The March 2019 SSD benefits statistics report from the Social Security Administration (SSA) is here, so let’s take a look. This monthly snapshot shows how beneficiary numbers and average payment amounts changed in the last 30 days. Anyone on disability can compare their monthly payments against national averages. We’ll explain what the March report’s numbers mean in our analysis below.
March 2019 SSD Benefits Statistics Update
Total Number of Social Security Disability Beneficiaries: 10,134,000
Disabled Workers: 8,505,000
Spouses of Disabled Workers: 117,000
Children of Disabled Workers: 1,512,000
Average Monthly Social Security Disability Benefit Amount: $1,097.39
Disabled Workers: $1,234.74
Spouses of Disabled Workers: $351.09
Children of Disabled Workers: $382.89
How the March 2019 SSD Benefits Statistics Report Affects Beneficiaries
Several categories showed fluctuating beneficiary numbers in the March 2019 SSD benefits statistics report. About 3,000 less people total got SSD benefits this month compared to February’s report. Spouses stayed flat for the third month in a row, but the disabled workers category fell by 6,000 beneficiaries. Children gained another 3,000 beneficiaries in the March 2019 SSD benefits statistics report, however, which partially offset those losses.
In addition, the SSA strikes any fraud cases, people who died and those who start working again from the next month’s beneficiary report.
March 2019 SSD Benefits Statistics: Looking Deeper at the Monetary Stats
The March 2019 SSD benefits statistics report shows every single group got a small pay increase this month. The average total monthly benefit amount only rose $.29, though people in each category got paid more. Spouses got the least added to this month’s payments — just $.37 more than February. Children came next, receiving a $.50 raise for March. Disabled workers were the biggest winners, with $.61 more deposited into their accounts than they got last month, on average.
Supplemental Security Income (SSI) Numbers in the March 2019 Report
Let’s look at how Supplemental Security Income (SSI) numbers changed in the March 2019 SSD benefits statistics report. It showed 8,098,000 total SSI beneficiaries receiving $567.49/month, on average. That’s 14,000 less people getting SSI than in February. However, average SSI benefits rose $1.09 compared to last month. You can see all SSI beneficiaries and average payment amounts for each age range in our chart below:
Let’s look at how Supplemental Security Income (SSI) numbers changed in the March 2019 SSD benefits statistics report. It showed 8,098,000 total SSI beneficiaries receiving $567.49/month, on average. That’s 14,000 less people getting SSI payments than we saw in February. However, average SSI benefits increased $1.09 in March compared to last month. You can see all SSI beneficiaries and average payment amounts for each age range in our chart below:

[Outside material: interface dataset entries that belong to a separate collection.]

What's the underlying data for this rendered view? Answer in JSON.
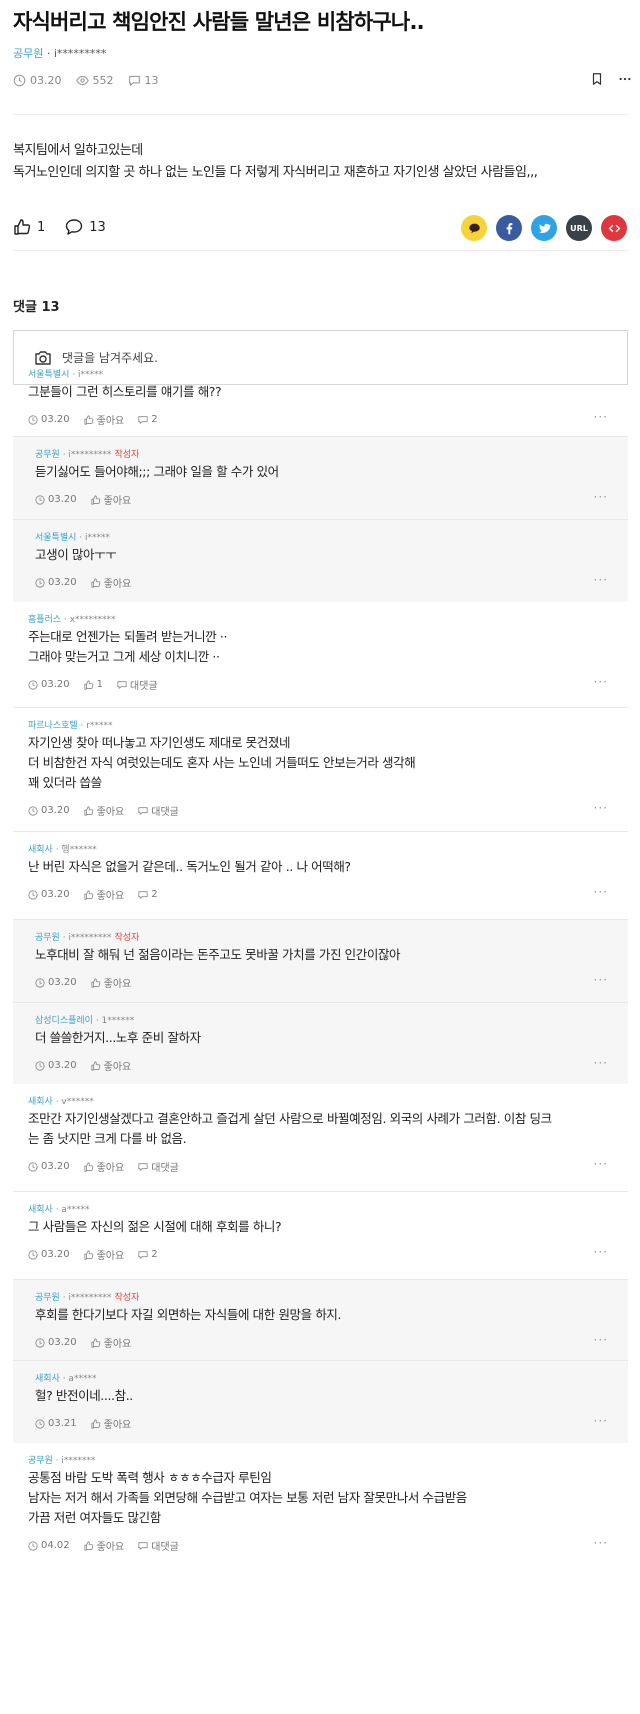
{
  "post": {
    "title": "자식버리고 책임안진 사람들 말년은 비참하구나..",
    "company": "공무원",
    "author": " · i*********",
    "date": "03.20",
    "views": "552",
    "comments": "13",
    "body": [
      "복지팀에서 일하고있는데",
      "독거노인인데 의지할 곳 하나 없는 노인들 다 저렇게 자식버리고 재혼하고 자기인생 살았던 사람들임,,,"
    ],
    "likes": "1",
    "comment_count": "13",
    "share": {
      "kakao_color": "#f7d33a",
      "facebook_color": "#3b5ba0",
      "twitter_color": "#2fa3e6",
      "url_label": "URL",
      "url_color": "#3b4148",
      "embed_color": "#e0373f"
    }
  },
  "comments_section": {
    "title": "댓글 13",
    "input_placeholder": "댓글을 남겨주세요."
  },
  "comments": [
    {
      "company": "서울특별시",
      "author": " · i*****",
      "op": "",
      "lines": [
        "그분들이 그런 히스토리를 얘기를 해??"
      ],
      "date": "03.20",
      "like": "좋아요",
      "reply": "2"
    },
    {
      "company": "공무원",
      "author": " · i*********",
      "op": "작성자",
      "lines": [
        "듣기싫어도 들어야해;;; 그래야 일을 할 수가 있어"
      ],
      "date": "03.20",
      "like": "좋아요",
      "reply": ""
    },
    {
      "company": "서울특별시",
      "author": " · i*****",
      "op": "",
      "lines": [
        "고생이 많아ㅜㅜ"
      ],
      "date": "03.20",
      "like": "좋아요",
      "reply": ""
    },
    {
      "company": "흠플러스",
      "author": " · x*********",
      "op": "",
      "lines": [
        "주는대로 언젠가는 되돌려 받는거니깐 ··",
        "그래야 맞는거고 그게 세상 이치니깐 ··"
      ],
      "date": "03.20",
      "like": "1",
      "reply": "대댓글"
    },
    {
      "company": "파르나스호텔",
      "author": " · r*****",
      "op": "",
      "lines": [
        "자기인생 찾아 떠나놓고 자기인생도 제대로 못건졌네",
        "더 비참한건 자식 여럿있는데도 혼자 사는 노인네 거들떠도 안보는거라 생각해",
        "꽤 있더라 씁쓸"
      ],
      "date": "03.20",
      "like": "좋아요",
      "reply": "대댓글"
    },
    {
      "company": "새회사",
      "author": " · 헹******",
      "op": "",
      "lines": [
        "난 버린 자식은 없을거 같은데.. 독거노인 될거 같아 .. 나 어떡해?"
      ],
      "date": "03.20",
      "like": "좋아요",
      "reply": "2"
    },
    {
      "company": "공무원",
      "author": " · i*********",
      "op": "작성자",
      "lines": [
        "노후대비 잘 해둬 넌 젊음이라는 돈주고도 못바꿀 가치를 가진 인간이잖아"
      ],
      "date": "03.20",
      "like": "좋아요",
      "reply": ""
    },
    {
      "company": "삼성디스플레이",
      "author": " · 1******",
      "op": "",
      "lines": [
        "더 쓸쓸한거지...노후 준비 잘하자"
      ],
      "date": "03.20",
      "like": "좋아요",
      "reply": ""
    },
    {
      "company": "새회사",
      "author": " · v******",
      "op": "",
      "lines": [
        "조만간 자기인생살겠다고 결혼안하고 즐겁게 살던 사람으로 바뀔예정임. 외국의 사례가 그러함. 이참 딩크",
        "는 좀 낫지만 크게 다를 바 없음."
      ],
      "date": "03.20",
      "like": "좋아요",
      "reply": "대댓글"
    },
    {
      "company": "새회사",
      "author": " · a*****",
      "op": "",
      "lines": [
        "그 사람들은 자신의 젊은 시절에 대해 후회를 하니?"
      ],
      "date": "03.20",
      "like": "좋아요",
      "reply": "2"
    },
    {
      "company": "공무원",
      "author": " · i*********",
      "op": "작성자",
      "lines": [
        "후회를 한다기보다 자길 외면하는 자식들에 대한 원망을 하지."
      ],
      "date": "03.20",
      "like": "좋아요",
      "reply": ""
    },
    {
      "company": "새회사",
      "author": " · a*****",
      "op": "",
      "lines": [
        "헐? 반전이네....참.."
      ],
      "date": "03.21",
      "like": "좋아요",
      "reply": ""
    },
    {
      "company": "공무원",
      "author": " · i*******",
      "op": "",
      "lines": [
        "공통점 바람 도박 폭력 행사 ㅎㅎㅎ수급자 루틴임",
        "남자는 저거 해서 가족들 외면당해 수급받고 여자는 보통 저런 남자 잘못만나서 수급받음",
        "가끔 저런 여자들도 많긴함"
      ],
      "date": "04.02",
      "like": "좋아요",
      "reply": "대댓글"
    }
  ]
}
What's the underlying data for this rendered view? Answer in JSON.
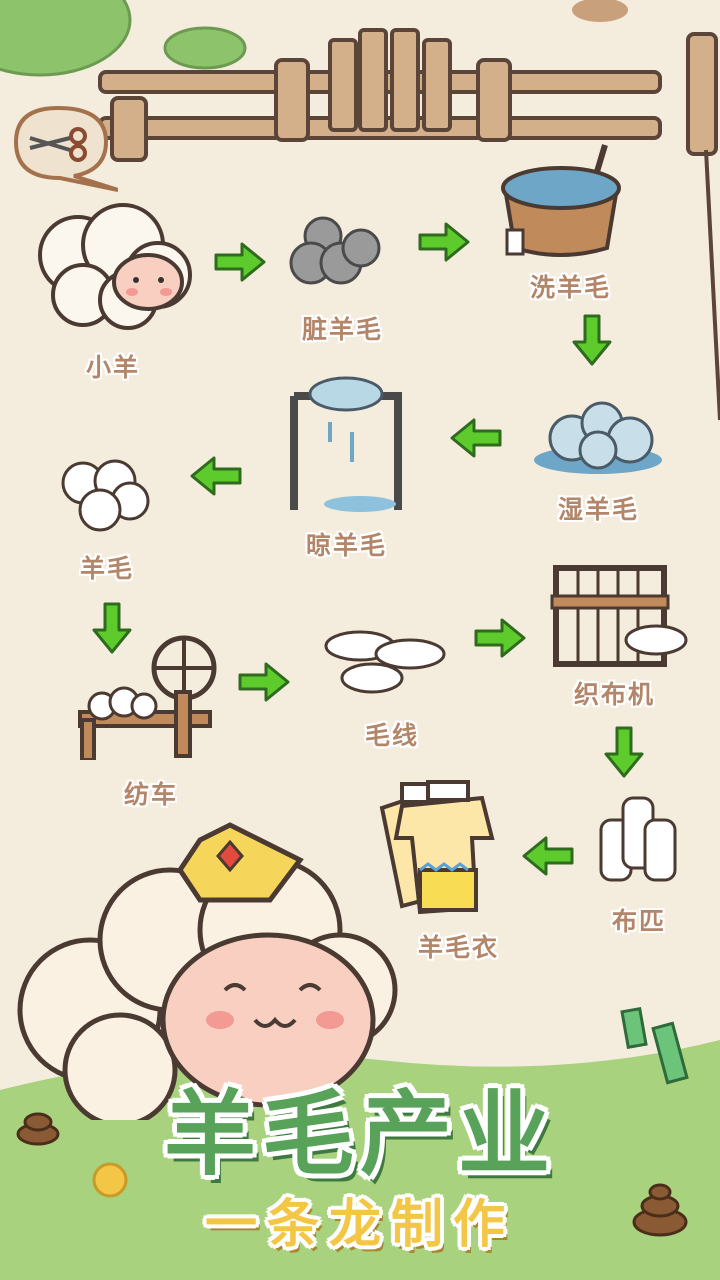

Compared to February, 8,000 fewer children younger than 18 got SSI payments in March. In the age 18-64 category, we noted 6,000 fewer SSI beneficiaries month-over-month. However, another 2,000 people turned 65 since February’s report, allowing them to qualify for SSI based on their age.
You May Qualify for Legal Assistance
Less than 1 in 5 first-time Social Security disability claimants (17%) have lawyers helping them apply for benefits. But in 2017, that’s also how many got approved on their very first try! Whether you’re filing your application or appealing a denial, you can talk to a Social Security attorney for free. All SSD attorneys work on contingency, so you’ll never pay for legal assistance unless your case wins. And if you do win, you’ll only pay a small, one-time fee. It’s the best way to get paid the most benefits you’re owed faster than filing on your own.
Ready to see if you may qualify? Click the button below to start your free disability benefits evaluation now.
Lori Polemenakos is Director of Consumer Content and SEO strategist for LeadingResponse, a legal marketing company. An award-winning journalist, writer and editor based in Dallas, Texas, she's produced articles for major brands such as Match.com, Yahoo!, MSN, AOL, Xfinity, Mail.com, and edited several published books. Since 2016, she's published hundreds of articles about Social Security disability, workers' compensation, veterans' benefits, personal injury, mass tort, auto accident claims, bankruptcy, employment law and other related legal issues.